"""

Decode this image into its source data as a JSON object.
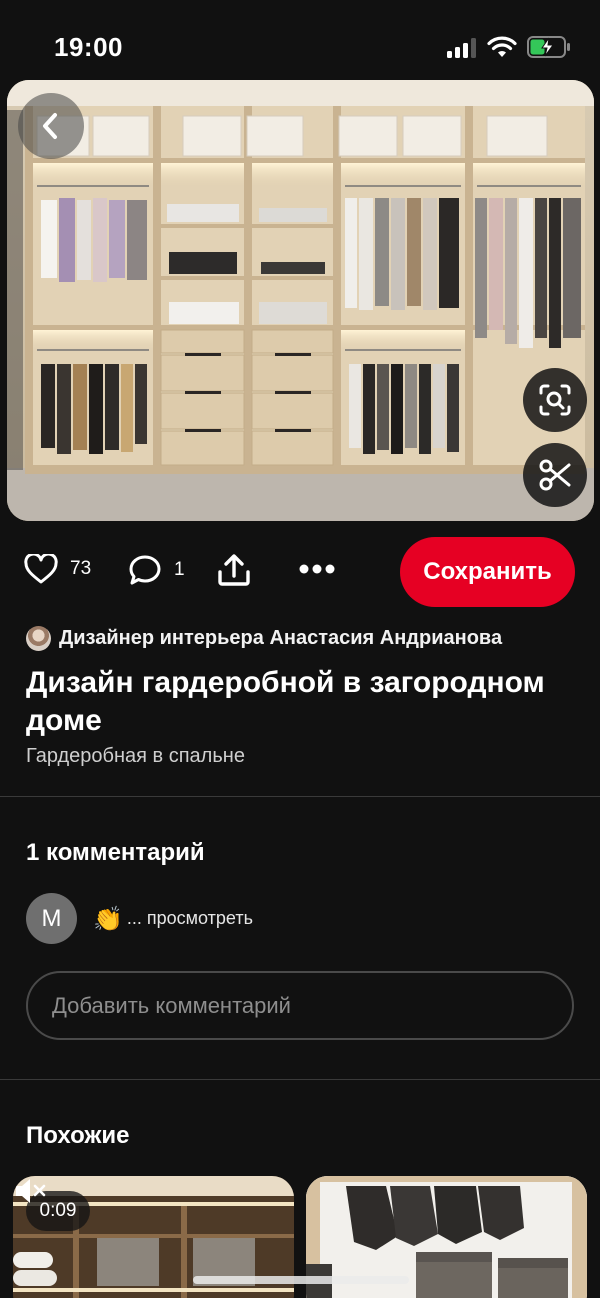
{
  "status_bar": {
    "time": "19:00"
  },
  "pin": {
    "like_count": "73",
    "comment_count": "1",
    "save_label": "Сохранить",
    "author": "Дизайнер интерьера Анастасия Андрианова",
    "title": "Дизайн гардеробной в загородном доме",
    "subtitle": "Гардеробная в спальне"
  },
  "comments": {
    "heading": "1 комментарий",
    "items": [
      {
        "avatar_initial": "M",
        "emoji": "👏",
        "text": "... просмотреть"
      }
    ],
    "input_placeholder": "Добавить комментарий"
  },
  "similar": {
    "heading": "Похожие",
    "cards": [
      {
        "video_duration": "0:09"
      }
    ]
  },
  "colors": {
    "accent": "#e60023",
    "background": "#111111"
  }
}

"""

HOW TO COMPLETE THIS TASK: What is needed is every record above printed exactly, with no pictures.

RESPONSE BELOW:
Decode this image into its source data as a JSON object.
{
  "status_bar": {
    "time": "19:00"
  },
  "pin": {
    "like_count": "73",
    "comment_count": "1",
    "save_label": "Сохранить",
    "author": "Дизайнер интерьера Анастасия Андрианова",
    "title": "Дизайн гардеробной в загородном доме",
    "subtitle": "Гардеробная в спальне"
  },
  "comments": {
    "heading": "1 комментарий",
    "items": [
      {
        "avatar_initial": "M",
        "emoji": "👏",
        "text": "... просмотреть"
      }
    ],
    "input_placeholder": "Добавить комментарий"
  },
  "similar": {
    "heading": "Похожие",
    "cards": [
      {
        "video_duration": "0:09"
      }
    ]
  },
  "colors": {
    "accent": "#e60023",
    "background": "#111111"
  }
}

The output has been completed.